According to the right-wing media, Ray Epps was involved in the alleged incident, but was never arrested. Despite being featured in several widely circulated videos urging Trump supporters to storm the Capitol, Epps was reportedly not there. Several prominent Republicans have endorsed the conspiracy theory that Epps was a secret agent for the FBI.
The story started with a video posted on a 4chan message board. While the content of the post was dubious, the video did make the claim that Epps was the first man to direct a crowd to enter the Capitol.
The claim reportedly drew attention from the likes of Senator Ted Cruz. A video of the claim was also tweeted by the senator. In fact, the tweet was followed by a press conference by the Right Side Broadcasting Network outside the Capitol.
He used the word “orchestrate” in a text message
As of the time of this writing, Ray Epps is still free. In fact, his name has been linked to numerous controversies, including a mysterious letter from a Mexican cartel. He was also a prominent figure in the right-wing conspiracy theorist movement.
The best way to characterize Epps is he is an agent provocateur. For one thing, he was seen on video encouraging pro-Trump supporters to storm the Capitol, a move he later denied. But the more interesting question is: how did he do it?
A slew of media and government officials have weighed in on the subject. The most notable response is from Rep. Adam Kinzinger, a Republican on the House Intelligence Committee. In a nutshell, he is claiming that there is no evidence to support Epps’ claim. And that the alleged “proof” is the product of a phony smear campaign financed by the same folks who attacked the Oath Keeper.
According to his own testimony, Epps was caught on video several times promoting the aforementioned tidbits, but never actually performing them. This is why he was a prime target for a left-wing propaganda campaign that went all the way to the Senate floor.

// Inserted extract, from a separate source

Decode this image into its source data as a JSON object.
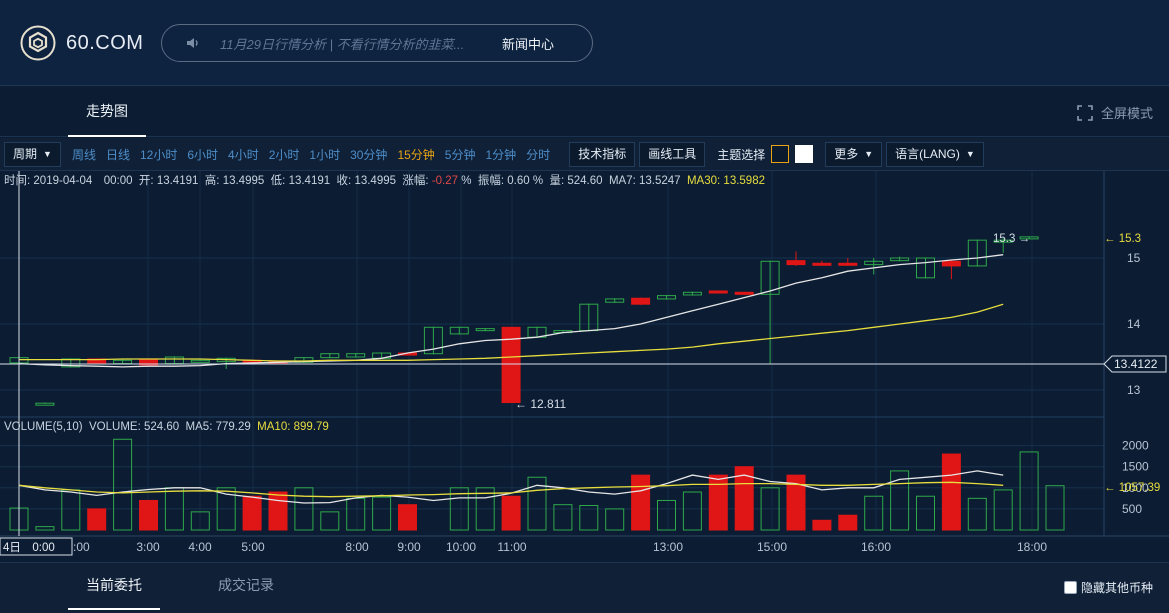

He could have evaded law enforcement if he was working with the government
Throughout his tenure with the anti-government militia Oath Keepers, former Arizona resident Ray Epps has been the target of conspiracy theories, especially those involving an undercover FBI agent. The theories have been pushed hard by Fox News anchor Tucker Carlson and other right-wing politicians.
When a video surfaced of Epps speaking to a rioter at the barricades, he appeared to encourage his fellow Trump supporters to enter the Capitol building. He also tried to calm down the violence between police and protesters. However, he never entered the building, and did not engage in any violence.
After a special House committee questioned Epps, he claimed he did not participate in the riot. Instead, he was just trying to protect his family. His son, Jim, and other grandchildren had been being picked on at school.
As the investigation into the Capitol attack began, Epps’ name began to pop up in right-wing conspiracy theory circles. The right-wing theory centered around the notion that the FBI was behind the attack, and that Epps was part of the federal government’s infiltration of the mob.